feisty panda cubs.
Panda Base – The general advice on this tourist-staple is to go first thing in the morning to catch the pandas before they sleep the day away. However, this is the second time I’ve ignored this advice and been pleasantly surprised. The highlight of the day was encountering a discovery channel crew filming the panda cubs who you usually only get to see behind glass in their nursery. For the filming all the cubs were out in the grass, climbing all over their handlers and the cameramen who looked as thrilled as I would be to have a baby panda climbing through my legs or even biting my bum, like the lucky handler above.

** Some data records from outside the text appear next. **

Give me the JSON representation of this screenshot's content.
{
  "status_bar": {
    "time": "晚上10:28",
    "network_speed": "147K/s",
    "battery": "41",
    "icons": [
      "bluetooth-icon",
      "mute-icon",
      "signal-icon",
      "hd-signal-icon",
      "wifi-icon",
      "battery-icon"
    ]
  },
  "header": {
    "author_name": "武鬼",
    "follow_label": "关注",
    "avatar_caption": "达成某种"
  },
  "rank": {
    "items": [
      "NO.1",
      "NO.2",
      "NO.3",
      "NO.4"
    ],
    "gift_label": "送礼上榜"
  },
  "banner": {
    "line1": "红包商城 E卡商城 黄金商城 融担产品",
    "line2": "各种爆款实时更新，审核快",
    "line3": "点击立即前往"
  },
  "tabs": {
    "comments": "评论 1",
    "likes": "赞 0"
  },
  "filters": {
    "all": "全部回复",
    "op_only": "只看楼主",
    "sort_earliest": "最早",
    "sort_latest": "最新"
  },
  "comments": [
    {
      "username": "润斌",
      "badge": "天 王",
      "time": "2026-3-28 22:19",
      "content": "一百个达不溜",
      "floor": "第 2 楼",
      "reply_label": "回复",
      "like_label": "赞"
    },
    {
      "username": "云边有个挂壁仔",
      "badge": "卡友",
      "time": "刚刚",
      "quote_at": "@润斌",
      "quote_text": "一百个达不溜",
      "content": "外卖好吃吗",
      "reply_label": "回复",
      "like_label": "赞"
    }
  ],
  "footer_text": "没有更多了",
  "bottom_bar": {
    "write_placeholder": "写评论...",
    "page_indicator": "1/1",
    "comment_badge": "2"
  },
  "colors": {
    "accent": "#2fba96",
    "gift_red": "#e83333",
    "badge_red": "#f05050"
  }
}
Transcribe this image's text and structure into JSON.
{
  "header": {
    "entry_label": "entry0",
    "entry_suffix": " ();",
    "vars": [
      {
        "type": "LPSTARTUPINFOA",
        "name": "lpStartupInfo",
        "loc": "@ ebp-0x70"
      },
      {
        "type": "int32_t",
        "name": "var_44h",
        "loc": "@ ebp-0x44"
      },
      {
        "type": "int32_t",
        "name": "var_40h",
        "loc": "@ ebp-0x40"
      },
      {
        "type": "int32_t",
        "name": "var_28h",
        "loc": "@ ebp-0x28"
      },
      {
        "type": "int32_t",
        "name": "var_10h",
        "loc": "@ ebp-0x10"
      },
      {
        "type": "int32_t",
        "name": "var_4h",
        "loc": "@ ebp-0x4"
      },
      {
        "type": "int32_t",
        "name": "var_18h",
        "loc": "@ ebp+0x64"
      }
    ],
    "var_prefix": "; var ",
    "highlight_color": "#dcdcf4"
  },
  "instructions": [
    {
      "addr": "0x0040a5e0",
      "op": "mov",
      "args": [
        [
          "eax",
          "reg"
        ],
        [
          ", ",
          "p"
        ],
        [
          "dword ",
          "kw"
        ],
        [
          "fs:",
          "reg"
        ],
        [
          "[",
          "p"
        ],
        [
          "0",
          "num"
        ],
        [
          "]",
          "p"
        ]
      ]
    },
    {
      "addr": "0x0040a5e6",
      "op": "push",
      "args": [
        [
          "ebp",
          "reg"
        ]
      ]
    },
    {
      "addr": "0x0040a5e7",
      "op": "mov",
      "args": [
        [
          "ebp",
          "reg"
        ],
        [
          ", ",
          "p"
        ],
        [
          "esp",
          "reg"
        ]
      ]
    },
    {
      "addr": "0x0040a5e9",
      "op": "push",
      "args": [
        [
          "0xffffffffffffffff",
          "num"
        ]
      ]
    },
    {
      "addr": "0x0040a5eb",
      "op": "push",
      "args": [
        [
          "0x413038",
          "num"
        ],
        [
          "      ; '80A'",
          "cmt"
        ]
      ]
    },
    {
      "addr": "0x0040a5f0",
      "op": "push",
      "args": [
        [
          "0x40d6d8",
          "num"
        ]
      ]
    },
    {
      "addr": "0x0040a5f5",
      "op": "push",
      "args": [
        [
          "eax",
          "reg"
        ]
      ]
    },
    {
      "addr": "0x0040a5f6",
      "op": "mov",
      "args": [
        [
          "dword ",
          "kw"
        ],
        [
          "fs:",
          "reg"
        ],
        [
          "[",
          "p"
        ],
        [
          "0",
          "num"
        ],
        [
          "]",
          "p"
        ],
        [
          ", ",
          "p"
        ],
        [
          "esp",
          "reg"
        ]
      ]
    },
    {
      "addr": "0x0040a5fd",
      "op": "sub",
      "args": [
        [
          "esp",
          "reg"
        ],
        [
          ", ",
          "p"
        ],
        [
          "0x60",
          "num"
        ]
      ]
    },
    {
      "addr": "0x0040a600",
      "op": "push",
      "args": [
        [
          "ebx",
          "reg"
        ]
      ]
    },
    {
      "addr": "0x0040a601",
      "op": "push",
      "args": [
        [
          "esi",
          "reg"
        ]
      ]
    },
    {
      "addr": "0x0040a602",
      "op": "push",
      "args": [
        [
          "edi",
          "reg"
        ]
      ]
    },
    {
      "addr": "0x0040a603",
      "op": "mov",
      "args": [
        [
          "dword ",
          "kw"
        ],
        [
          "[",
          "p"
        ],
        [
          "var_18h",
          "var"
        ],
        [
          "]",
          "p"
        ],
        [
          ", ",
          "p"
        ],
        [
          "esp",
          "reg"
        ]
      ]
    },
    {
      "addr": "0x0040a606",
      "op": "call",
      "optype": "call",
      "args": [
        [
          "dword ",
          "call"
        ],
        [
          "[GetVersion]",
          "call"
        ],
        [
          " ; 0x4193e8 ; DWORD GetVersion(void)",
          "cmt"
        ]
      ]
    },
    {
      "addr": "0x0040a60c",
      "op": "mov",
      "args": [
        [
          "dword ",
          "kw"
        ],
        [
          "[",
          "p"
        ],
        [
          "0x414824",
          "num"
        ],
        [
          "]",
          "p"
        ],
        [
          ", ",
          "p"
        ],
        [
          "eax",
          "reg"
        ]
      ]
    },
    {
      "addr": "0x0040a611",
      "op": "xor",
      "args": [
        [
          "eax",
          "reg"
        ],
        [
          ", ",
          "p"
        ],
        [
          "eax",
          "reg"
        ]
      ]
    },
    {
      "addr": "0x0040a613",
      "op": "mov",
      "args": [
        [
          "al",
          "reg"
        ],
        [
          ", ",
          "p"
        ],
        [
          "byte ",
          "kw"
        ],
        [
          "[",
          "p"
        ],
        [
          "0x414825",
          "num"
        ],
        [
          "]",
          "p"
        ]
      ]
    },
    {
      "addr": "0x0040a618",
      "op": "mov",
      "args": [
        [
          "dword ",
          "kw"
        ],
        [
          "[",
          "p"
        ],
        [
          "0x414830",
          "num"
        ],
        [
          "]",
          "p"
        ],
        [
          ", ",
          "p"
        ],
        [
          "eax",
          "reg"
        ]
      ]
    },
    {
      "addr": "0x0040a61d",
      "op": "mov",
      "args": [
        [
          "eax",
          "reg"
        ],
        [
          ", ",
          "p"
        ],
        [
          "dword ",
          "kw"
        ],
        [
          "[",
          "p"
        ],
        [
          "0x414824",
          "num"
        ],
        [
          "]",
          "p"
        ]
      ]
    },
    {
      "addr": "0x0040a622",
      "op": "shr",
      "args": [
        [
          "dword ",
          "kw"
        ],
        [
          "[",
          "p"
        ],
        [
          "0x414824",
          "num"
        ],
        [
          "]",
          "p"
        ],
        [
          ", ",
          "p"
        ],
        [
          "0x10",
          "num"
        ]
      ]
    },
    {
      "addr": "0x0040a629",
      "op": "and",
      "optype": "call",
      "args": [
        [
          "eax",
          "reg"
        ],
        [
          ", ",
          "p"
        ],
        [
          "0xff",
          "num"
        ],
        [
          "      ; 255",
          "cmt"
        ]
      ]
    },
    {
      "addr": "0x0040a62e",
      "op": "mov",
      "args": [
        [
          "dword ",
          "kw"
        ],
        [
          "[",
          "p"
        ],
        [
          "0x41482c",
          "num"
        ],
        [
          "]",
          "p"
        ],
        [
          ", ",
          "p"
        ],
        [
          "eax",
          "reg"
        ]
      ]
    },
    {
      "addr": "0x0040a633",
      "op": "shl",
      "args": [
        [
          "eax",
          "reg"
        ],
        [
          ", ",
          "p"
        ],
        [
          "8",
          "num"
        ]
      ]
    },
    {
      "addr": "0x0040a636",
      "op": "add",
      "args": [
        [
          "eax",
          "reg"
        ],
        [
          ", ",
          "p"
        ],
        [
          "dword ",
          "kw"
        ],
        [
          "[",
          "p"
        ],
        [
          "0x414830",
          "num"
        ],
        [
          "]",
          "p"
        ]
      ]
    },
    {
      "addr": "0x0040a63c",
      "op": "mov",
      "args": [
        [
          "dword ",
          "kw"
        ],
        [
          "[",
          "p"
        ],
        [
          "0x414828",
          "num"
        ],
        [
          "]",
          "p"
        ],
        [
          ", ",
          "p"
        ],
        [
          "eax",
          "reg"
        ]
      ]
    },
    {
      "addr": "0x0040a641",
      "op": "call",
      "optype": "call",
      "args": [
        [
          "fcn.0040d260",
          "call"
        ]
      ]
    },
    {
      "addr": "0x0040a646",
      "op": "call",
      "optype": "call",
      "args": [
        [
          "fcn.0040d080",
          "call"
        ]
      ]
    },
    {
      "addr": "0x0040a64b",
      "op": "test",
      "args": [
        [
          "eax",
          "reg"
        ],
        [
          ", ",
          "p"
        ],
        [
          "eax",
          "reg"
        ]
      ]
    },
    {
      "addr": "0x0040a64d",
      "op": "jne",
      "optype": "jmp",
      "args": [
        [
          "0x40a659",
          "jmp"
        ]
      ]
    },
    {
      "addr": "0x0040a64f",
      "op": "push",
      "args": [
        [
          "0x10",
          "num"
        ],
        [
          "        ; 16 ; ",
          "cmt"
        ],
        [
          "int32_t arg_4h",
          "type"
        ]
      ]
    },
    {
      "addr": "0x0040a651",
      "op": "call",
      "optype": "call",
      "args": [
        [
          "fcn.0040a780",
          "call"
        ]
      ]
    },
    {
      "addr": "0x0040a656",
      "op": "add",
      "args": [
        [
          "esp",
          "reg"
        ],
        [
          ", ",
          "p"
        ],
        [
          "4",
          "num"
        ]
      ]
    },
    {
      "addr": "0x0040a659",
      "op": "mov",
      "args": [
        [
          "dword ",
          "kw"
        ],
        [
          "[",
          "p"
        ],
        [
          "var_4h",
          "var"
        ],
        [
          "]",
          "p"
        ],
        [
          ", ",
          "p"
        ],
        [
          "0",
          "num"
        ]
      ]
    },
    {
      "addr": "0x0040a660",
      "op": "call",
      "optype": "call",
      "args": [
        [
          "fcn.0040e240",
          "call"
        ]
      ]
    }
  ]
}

Dufu’s Cottage – Another Chengdu site I’d yet to see, Dufu’s Thatched Cottage is a monument to the famous 8th century poet who is said to have experienced his most creative and prolific writing period during his 4 year stay in Chengdu after being exiled from Gansu Province. The grounds surrounding his cottage are scenic and peaceful, and the greater Huanhuaxi Park right beside Dufu’s former digs also makes for a nice walk. Just don’t get confused and think they are the same and spend 2 hours winding your way through the maze like trails looking for the cottage in Huanhauxi. Because it’s not there. Which we eventually learned.
veg-friendly hot pot.
Hot Pot – You literally can’t visit Chengdu without getting hot pot, but this requisite was difficult given my brother loyal vegetarianism and the fact that every hot pot I’ve had (so far) uses a meat based broth, whether you opt for spicy or yuan yang (half spicy, half not). On their second to last night in Chengdu, horrified that my family would leave this city without the life-altering gastronomic experience, Jenny and I remembered a Chongqing hot pot place near my apartment that does things a little differently – the circular table is covered in personal electric hot plates, and everyone gets their own individual pot of either spicy oil or non-spicy broth. It’s a little (alot) nicer than our usual hot pot haunts, and on our last visit there was a large table of tourists taking advntage of the foreign-friendly system so we decided to give it a try. Luckily, they offered a non-spicy mushroom broth that did not have any meat base (or so they said). They also offered an all-you-can-eat price AND a station to make your own sauce that offers all the regulars – sesame oil, vinegar, oyster sauce, cilantro, garlic – plus a lot of appealing extras – scallions, several chili oils, ground sichuan pepper, peanuts, sesame seeds, soy sauce, and so on. In the end, my brother was able to eat hot pot guilt-free, and my mom was spared the (for some) nerve-wracking experience of eating hot pot in a loud, smoky neighborhood joint where the soundtrack is loogies being hawked and drunk men yelling. But I gotta say I’m getting quite accustomed to the latter. (The Chongqing Hot Pot restaurant is located on First Ring Road 2 overpasses past Jiu Yan Qiao if your heading in the direction of Chunxi Lu).
my lovely world-traveling mama :)